DES MOINES, Iowa – After camping out for weeks near the Iowa capitol, or about as far as you can get from the center of the financial universe on Wall Street, the few dozen protesters of Occupy Iowa stumbled on the perfect way to draw more attention to their cause.
They had something no other Occupy protest could match: the first-in-the-nation Iowa caucuses.
A mass of Occupy protesters could confront each of the candidates for president – in full view of the television cameras that follow each around the state – in the same way their Occupy Wall Street brethren have confronted bankers, traders and the financial sector in lower Manhattan.
“Our unique opportunity is being at the pressure point of the most powerful political leaders in the country, even in the world,” said Ed Fallon, an Occupy Iowa organizer.

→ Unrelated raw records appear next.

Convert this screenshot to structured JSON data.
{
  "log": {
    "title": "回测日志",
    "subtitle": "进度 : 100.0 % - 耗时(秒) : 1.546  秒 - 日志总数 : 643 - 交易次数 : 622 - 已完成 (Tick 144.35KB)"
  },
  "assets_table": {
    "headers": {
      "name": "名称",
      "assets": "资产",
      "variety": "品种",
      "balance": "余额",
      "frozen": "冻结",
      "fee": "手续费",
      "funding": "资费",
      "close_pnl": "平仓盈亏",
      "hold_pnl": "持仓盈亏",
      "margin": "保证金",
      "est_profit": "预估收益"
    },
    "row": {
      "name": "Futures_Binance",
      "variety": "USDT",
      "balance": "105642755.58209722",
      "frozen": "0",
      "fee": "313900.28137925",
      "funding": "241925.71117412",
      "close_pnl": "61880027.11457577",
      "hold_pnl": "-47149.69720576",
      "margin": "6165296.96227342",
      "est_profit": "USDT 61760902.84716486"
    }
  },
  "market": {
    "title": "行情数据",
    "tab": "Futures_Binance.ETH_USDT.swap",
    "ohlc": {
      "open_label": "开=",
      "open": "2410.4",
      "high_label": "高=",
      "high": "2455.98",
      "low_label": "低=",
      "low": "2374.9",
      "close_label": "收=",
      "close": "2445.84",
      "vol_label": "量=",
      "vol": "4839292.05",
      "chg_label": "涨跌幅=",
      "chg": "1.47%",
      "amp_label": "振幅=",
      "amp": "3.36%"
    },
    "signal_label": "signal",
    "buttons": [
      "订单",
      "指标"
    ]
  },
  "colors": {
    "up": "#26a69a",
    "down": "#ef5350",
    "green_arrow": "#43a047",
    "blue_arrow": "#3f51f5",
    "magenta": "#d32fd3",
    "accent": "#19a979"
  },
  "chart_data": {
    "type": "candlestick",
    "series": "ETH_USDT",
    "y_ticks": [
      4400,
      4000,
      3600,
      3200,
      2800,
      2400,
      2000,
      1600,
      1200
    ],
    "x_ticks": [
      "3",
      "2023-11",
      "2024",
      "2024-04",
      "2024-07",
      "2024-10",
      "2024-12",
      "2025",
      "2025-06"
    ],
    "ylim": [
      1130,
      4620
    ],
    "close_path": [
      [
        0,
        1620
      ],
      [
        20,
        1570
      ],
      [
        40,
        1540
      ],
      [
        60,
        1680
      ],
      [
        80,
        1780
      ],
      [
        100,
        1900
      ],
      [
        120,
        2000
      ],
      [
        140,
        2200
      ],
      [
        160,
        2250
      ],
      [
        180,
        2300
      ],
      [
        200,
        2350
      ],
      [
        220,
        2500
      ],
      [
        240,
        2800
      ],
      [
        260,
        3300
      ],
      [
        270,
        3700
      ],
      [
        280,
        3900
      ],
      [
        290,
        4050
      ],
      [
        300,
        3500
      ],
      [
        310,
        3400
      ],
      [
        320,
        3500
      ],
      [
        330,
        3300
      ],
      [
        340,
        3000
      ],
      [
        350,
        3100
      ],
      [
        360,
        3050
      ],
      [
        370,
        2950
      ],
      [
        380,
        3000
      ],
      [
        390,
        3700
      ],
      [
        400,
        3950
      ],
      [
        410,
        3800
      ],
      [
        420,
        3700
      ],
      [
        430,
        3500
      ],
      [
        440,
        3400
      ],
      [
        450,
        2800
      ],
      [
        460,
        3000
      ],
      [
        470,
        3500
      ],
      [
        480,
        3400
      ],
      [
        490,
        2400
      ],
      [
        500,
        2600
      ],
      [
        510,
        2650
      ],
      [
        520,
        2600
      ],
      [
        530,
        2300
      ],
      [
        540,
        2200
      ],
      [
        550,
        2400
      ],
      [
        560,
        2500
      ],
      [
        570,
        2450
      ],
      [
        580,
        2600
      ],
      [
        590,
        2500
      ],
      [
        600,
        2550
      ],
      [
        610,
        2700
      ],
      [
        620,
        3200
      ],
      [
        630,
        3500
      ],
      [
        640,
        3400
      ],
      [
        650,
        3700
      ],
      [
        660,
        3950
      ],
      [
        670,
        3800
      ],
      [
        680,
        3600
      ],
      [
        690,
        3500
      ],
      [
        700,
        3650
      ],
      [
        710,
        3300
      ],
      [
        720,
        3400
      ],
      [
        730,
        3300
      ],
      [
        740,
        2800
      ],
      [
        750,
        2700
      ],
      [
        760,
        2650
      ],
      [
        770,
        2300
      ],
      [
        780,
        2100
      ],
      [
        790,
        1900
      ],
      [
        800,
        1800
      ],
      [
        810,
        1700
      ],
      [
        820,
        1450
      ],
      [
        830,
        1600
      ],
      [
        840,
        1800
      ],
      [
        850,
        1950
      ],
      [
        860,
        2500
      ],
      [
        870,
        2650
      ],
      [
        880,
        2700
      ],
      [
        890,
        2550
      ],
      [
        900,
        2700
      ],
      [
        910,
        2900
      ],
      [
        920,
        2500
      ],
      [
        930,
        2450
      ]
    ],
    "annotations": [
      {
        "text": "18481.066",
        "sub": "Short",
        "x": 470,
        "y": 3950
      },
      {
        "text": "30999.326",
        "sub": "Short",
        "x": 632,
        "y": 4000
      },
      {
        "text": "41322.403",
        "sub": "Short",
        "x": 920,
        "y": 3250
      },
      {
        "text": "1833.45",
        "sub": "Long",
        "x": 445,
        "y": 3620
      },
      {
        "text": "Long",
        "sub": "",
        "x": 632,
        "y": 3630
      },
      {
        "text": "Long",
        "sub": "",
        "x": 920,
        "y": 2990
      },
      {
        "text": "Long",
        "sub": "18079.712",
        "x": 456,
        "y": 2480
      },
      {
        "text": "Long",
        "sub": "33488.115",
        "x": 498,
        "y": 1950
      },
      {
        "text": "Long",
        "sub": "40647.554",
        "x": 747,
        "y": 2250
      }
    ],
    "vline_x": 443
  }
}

But the calls from Occupy Iowa are, so far, going more or less unanswered. Fallon said it’s too early to say how many might eventually arrive, but organizers in New York, Boston and Chicago said this week no one in their protest community is planning to attend. Some are scornful of the very idea they should attempt to effect change from within the existing political structure that the caucuses represent.
“We believe that the conversation is the way to start fixing policy,” said Patrick Bruner, a spokesman for the Occupy Wall Street protesters in New York’s Zuccotti Park. “And that conversation will organically lead to solutions.”
The Occupy protests began in New York’s financial district in September as a demonstration against economic inequality, aimed primarily at the financial firms based nearby. Within weeks, similar protests in dozens of major cities and hundreds of smaller communities had formed under the Occupy banner, as protesters gathered in the public square to voice their opinions, argue positions and present grievances.
sponsored You’ve probably heard of co-ops: food co-ops, childcare co-ops, housing co-ops, energy co-ops.